That’s pretty cool because it gives you a lot of control – you can sync a lot of the modulation effects based off time delay and whatnot. You could sync all these together rather than have to tweak for an hour just to get them to be in phase.
That’s the other part of it, with the dual engines, you can do a lot of crazy stuff that you can’t do with any other pedal. With two phasers in the two engines, you can get pretty close to some of the old Mu-Tron and Bi-Phase effects, or put use tremolos with different sub-divisions and you get this sort of rhythmic tremolo thing that you really can’t get with any other type of pedal.

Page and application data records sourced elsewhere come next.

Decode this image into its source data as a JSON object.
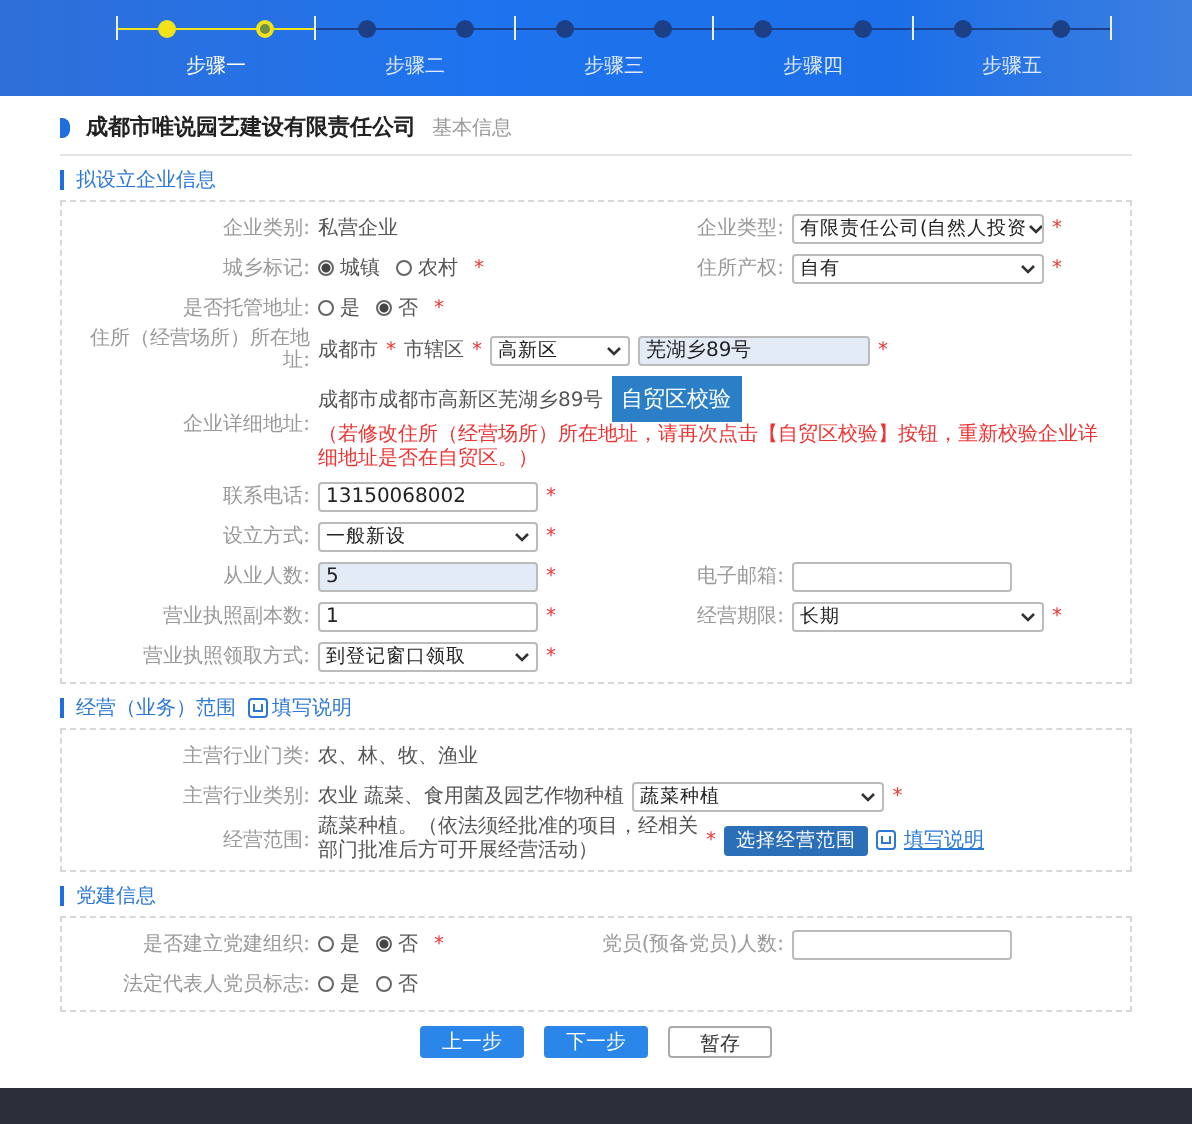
{
  "steps": [
    {
      "label": "步骤一",
      "selected": true
    },
    {
      "label": "步骤二",
      "selected": false
    },
    {
      "label": "步骤三",
      "selected": false
    },
    {
      "label": "步骤四",
      "selected": false
    },
    {
      "label": "步骤五",
      "selected": false
    }
  ],
  "company": {
    "name": "成都市唯说园艺建设有限责任公司",
    "subtitle": "基本信息"
  },
  "sections": [
    {
      "title": "拟设立企业信息",
      "rows": [
        {
          "fields": [
            {
              "kind": "text",
              "label": "企业类别:",
              "value": "私营企业"
            },
            {
              "kind": "select",
              "label": "企业类型:",
              "value": "有限责任公司(自然人投资",
              "required_mark": "*"
            }
          ]
        },
        {
          "fields": [
            {
              "kind": "radio",
              "label": "城乡标记:",
              "options": [
                {
                  "label": "城镇",
                  "selected": true
                },
                {
                  "label": "农村",
                  "selected": false
                }
              ],
              "required_mark": "*"
            },
            {
              "kind": "select",
              "label": "住所产权:",
              "value": "自有",
              "required_mark": "*"
            }
          ]
        },
        {
          "fields": [
            {
              "kind": "radio",
              "label": "是否托管地址:",
              "options": [
                {
                  "label": "是",
                  "selected": false
                },
                {
                  "label": "否",
                  "selected": true
                }
              ],
              "required_mark": "*"
            }
          ]
        },
        {
          "fields": [
            {
              "kind": "address",
              "label": "住所（经营场所）所在地址:",
              "city": "成都市",
              "city_mark": "*",
              "district": "市辖区",
              "district_mark": "*",
              "area": "高新区",
              "street": "芜湖乡89号",
              "required_mark": "*"
            }
          ]
        },
        {
          "fields": [
            {
              "kind": "detail",
              "label": "企业详细地址:",
              "value": "成都市成都市高新区芜湖乡89号",
              "button": "自贸区校验",
              "note": "（若修改住所（经营场所）所在地址，请再次点击【自贸区校验】按钮，重新校验企业详细地址是否在自贸区。）"
            }
          ]
        },
        {
          "fields": [
            {
              "kind": "input",
              "label": "联系电话:",
              "value": "13150068002",
              "disabled": false,
              "required_mark": "*"
            }
          ]
        },
        {
          "fields": [
            {
              "kind": "select",
              "label": "设立方式:",
              "value": "一般新设",
              "required_mark": "*"
            }
          ]
        },
        {
          "fields": [
            {
              "kind": "input",
              "label": "从业人数:",
              "value": "5",
              "disabled": true,
              "required_mark": "*"
            },
            {
              "kind": "input",
              "label": "电子邮箱:",
              "disabled": false
            }
          ]
        },
        {
          "fields": [
            {
              "kind": "input",
              "label": "营业执照副本数:",
              "value": "1",
              "disabled": false,
              "required_mark": "*"
            },
            {
              "kind": "select",
              "label": "经营期限:",
              "value": "长期",
              "required_mark": "*"
            }
          ]
        },
        {
          "fields": [
            {
              "kind": "select",
              "label": "营业执照领取方式:",
              "value": "到登记窗口领取",
              "required_mark": "*"
            }
          ]
        }
      ]
    },
    {
      "title": "经营（业务）范围",
      "help_link": "填写说明",
      "rows": [
        {
          "fields": [
            {
              "kind": "text",
              "label": "主营行业门类:",
              "value": "农、林、牧、渔业"
            }
          ]
        },
        {
          "fields": [
            {
              "kind": "text_select",
              "label": "主营行业类别:",
              "value": "农业 蔬菜、食用菌及园艺作物种植",
              "select": "蔬菜种植",
              "required_mark": "*"
            }
          ]
        },
        {
          "fields": [
            {
              "kind": "scope",
              "label": "经营范围:",
              "value": "蔬菜种植。（依法须经批准的项目，经相关部门批准后方可开展经营活动）",
              "required_mark": "*",
              "button": "选择经营范围",
              "link": "填写说明"
            }
          ]
        }
      ]
    },
    {
      "title": "党建信息",
      "rows": [
        {
          "fields": [
            {
              "kind": "radio",
              "label": "是否建立党建组织:",
              "options": [
                {
                  "label": "是",
                  "selected": false
                },
                {
                  "label": "否",
                  "selected": true
                }
              ],
              "required_mark": "*"
            },
            {
              "kind": "input",
              "label": "党员(预备党员)人数:",
              "disabled": false
            }
          ]
        },
        {
          "fields": [
            {
              "kind": "radio",
              "label": "法定代表人党员标志:",
              "options": [
                {
                  "label": "是",
                  "selected": false
                },
                {
                  "label": "否",
                  "selected": false
                }
              ]
            }
          ]
        }
      ]
    }
  ],
  "buttons": [
    {
      "label": "上一步",
      "kind": "primary"
    },
    {
      "label": "下一步",
      "kind": "primary"
    },
    {
      "label": "暂存",
      "kind": "plain"
    }
  ]
}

The other thing we also talked about was, you know, there are a few classic albums that sort of define an effect. “Eruption” for phaser, or “Machine Gun” for Uni-Vibe type sounds -- there are these classic tracks that are the type of sound you really want. If it’s done really well, and the engineer has taken his time, especially with modulation effects, you want to have them in sync with the music. You want to have the highest point of the LFO and the lowest point, you want them to begin at the one beat, so that the phaser or the flanger or whatever is at its highest or lowest point at the one beat and then moves rhythmically with the music. It just gives you a more musical kind of effect.
So the first thing we did, obviously, was to add the tap tempo which was something we’d been able to do for a long time in our multi-effect processors, but in a pedal form it’s not common to see a phaser or a flanger with tap tempo on it. We really wanted to take it a step further, so we added an LFO trigger, or that’s at least what we called it. Basically what that means is, in a typical pedal you have the LFO running all the time, so whenever you engage the pedal, press the on switch, you have no idea where the LFO is in its cycle. That’s sort of ok if you’re using chorus or something like that - it really doesn’t matter where the LFO is. But if you’re using a hot tremolo, you want to have your guitar on the one beat, you don’t want to sound like you’re playing reggae because the LFO is in the wrong place compared to where the music is.

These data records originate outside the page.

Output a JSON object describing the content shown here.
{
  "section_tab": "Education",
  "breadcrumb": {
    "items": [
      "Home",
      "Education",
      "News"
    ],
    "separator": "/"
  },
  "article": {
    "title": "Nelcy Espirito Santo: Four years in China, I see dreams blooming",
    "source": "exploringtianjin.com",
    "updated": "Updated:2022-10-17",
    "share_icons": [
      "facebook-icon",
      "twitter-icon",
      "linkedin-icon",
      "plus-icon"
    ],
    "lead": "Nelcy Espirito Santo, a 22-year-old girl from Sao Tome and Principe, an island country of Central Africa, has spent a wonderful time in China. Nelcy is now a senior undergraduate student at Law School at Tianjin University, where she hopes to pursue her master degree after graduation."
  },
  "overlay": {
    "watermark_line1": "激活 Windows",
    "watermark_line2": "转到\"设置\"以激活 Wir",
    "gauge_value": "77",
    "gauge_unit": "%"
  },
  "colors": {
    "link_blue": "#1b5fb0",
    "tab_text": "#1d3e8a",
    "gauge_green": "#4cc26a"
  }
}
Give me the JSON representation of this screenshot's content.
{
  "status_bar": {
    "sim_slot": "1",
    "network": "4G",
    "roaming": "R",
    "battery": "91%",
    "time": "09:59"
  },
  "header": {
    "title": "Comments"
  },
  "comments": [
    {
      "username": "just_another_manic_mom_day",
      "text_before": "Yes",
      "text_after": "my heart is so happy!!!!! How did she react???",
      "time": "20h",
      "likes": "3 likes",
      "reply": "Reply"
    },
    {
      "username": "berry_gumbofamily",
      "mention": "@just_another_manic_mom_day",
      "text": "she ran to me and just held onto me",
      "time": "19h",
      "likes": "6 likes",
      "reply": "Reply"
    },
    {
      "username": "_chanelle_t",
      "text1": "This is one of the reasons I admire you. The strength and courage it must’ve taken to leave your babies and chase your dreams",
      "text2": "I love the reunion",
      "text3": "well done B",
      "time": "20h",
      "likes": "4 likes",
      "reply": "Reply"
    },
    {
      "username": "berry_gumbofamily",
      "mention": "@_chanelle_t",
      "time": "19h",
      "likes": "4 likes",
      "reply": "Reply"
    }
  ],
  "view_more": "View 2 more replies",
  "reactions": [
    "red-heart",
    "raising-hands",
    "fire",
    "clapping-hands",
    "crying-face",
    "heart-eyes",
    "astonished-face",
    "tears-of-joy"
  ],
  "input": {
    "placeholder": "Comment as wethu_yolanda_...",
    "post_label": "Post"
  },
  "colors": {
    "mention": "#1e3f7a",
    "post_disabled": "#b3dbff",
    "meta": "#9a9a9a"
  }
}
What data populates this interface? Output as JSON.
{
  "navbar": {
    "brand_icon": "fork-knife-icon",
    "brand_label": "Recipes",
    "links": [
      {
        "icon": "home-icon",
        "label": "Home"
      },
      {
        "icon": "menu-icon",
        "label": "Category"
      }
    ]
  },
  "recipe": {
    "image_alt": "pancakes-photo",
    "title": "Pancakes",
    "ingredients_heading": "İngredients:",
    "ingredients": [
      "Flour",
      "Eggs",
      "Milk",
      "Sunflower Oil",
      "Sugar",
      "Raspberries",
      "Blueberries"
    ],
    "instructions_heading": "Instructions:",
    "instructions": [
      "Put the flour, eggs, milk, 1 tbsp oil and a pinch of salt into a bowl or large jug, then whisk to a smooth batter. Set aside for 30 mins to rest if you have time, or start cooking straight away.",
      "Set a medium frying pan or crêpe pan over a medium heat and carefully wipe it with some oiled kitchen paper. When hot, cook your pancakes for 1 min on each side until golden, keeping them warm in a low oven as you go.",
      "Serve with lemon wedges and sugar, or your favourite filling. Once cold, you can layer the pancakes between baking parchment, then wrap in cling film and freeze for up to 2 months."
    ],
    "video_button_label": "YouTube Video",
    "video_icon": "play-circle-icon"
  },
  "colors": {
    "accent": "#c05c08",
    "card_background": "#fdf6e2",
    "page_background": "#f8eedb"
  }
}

What the LFO trigger does, is it stops the LFO once you bypass the pedal and it resets it again, so when you engage the pedal again, if you do it in sync with the music, then you are certain that you’ll get the right effect. It really makes it possible to get some of these great sounding effects that are synced up to the music even in live use.